- Direct your feedback at action, not the person. Show the person that you are willing to listen to his or her feelings and concerns. Stress your willingness to work out the problem together and offer guidance to help the person correct the problem.
- Put the issue in context. Perhaps the employee doesn’t realize that a certain task is a priority or perhaps a specific assignment isn’t as important as other items, but still must be performed well. Make sure the worker understands the relative importance of each task. To do that, make your feedback specific—not “You always miss deadlines,” but “You missed the March 15 deadline for your report and that caused several other team members to get behind in their work.”
- Don’t give feedback just to clear the air or get something off your chest. Make sure the other person understands the reason for your feedback, then don’t belabor the point.
- If you are putting your feedback in writing, cool off before writing the critical letter or memo. Be sure to handle the matter in a confidential manner, informing only the individual involved and those others who may have a legitimate need to know.
- Make sure you have been understood. Do this by asking the employee for a reaction to what has been discussed. If you discover you’ve been wrong about something, admit it immediately. Then solve the problem while the employee is there to see it.
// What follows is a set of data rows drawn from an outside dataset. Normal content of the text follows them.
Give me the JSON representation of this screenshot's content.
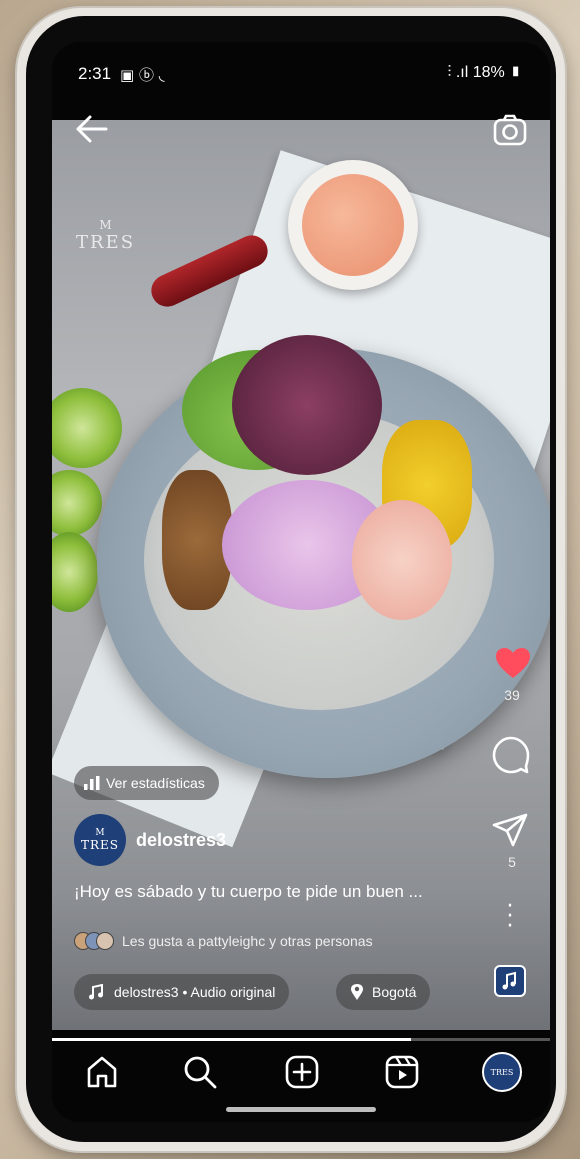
{
  "status_bar": {
    "time": "2:31",
    "left_icons": "▣ ⓑ ◟",
    "right_text": "18%"
  },
  "reel": {
    "logo_mark": "M",
    "logo_text": "TRES",
    "stats_label": "Ver estadísticas",
    "author_name": "delostres3",
    "avatar_mark": "M",
    "avatar_text": "TRES",
    "caption": "¡Hoy es sábado y tu cuerpo te pide un buen ...",
    "liked_by": "Les gusta a pattyleighc y otras personas",
    "audio_label": "delostres3 • Audio original",
    "location": "Bogotá",
    "like_count": "39",
    "share_count": "5",
    "progress": 0.72
  },
  "bottom_nav": {
    "profile_text": "TRES"
  },
  "colors": {
    "heart": "#ff4d5e",
    "brand_blue": "#1f3f78"
  },
  "icons": [
    "back-arrow-icon",
    "camera-icon",
    "heart-icon",
    "comment-icon",
    "share-icon",
    "more-icon",
    "bar-chart-icon",
    "music-note-icon",
    "location-pin-icon",
    "home-icon",
    "search-icon",
    "create-icon",
    "reels-icon"
  ]
}
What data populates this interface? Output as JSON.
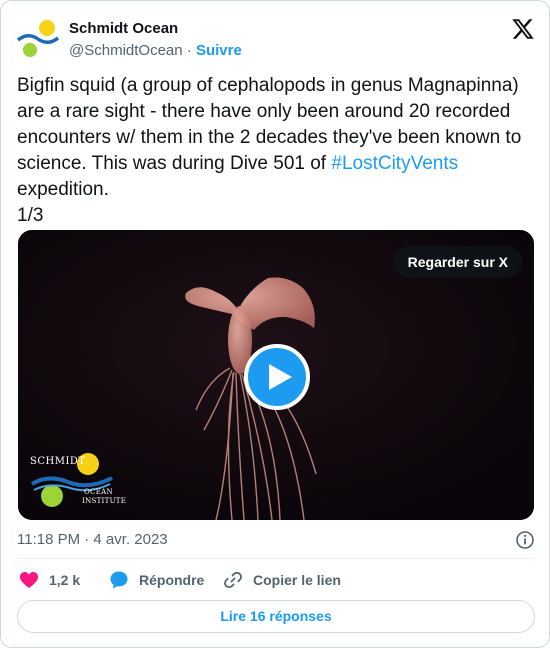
{
  "author": {
    "name": "Schmidt Ocean",
    "handle": "@SchmidtOcean",
    "separator": " · ",
    "follow_label": "Suivre"
  },
  "tweet": {
    "text_before": "Bigfin squid (a group of cephalopods in genus Magnapinna) are a rare sight - there have only been around 20 recorded encounters w/ them in the 2 decades they've been known to science. This was during Dive 501 of ",
    "hashtag": "#LostCityVents",
    "text_after": " expedition.",
    "thread_count": "1/3"
  },
  "media": {
    "watch_label": "Regarder sur X",
    "watermark_top": "SCHMIDT",
    "watermark_line1": "OCEAN",
    "watermark_line2": "INSTITUTE"
  },
  "meta": {
    "timestamp": "11:18 PM · 4 avr. 2023"
  },
  "actions": {
    "like_count": "1,2 k",
    "reply_label": "Répondre",
    "copy_label": "Copier le lien"
  },
  "replies_button": "Lire 16 réponses",
  "colors": {
    "accent": "#1d9bf0",
    "like": "#f91880",
    "text": "#0f1419",
    "muted": "#536471",
    "logo_yellow": "#f7d117",
    "logo_green": "#9ad436",
    "logo_blue": "#1d6bb8"
  },
  "icons": {
    "avatar": "schmidt-ocean-logo",
    "brand": "x-logo-icon",
    "info": "info-icon",
    "like": "heart-icon",
    "reply": "speech-bubble-icon",
    "copy": "link-icon",
    "play": "play-icon"
  }
}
- In closing your feedback session, focus on the future and reaffirm your support and confidence in the person. Dwelling on the past may make the employee feel discouraged and defensive. Discuss past performance enough to describe and illustrate problems, then move on. Put most of your energy into correcting problems and improving future performance.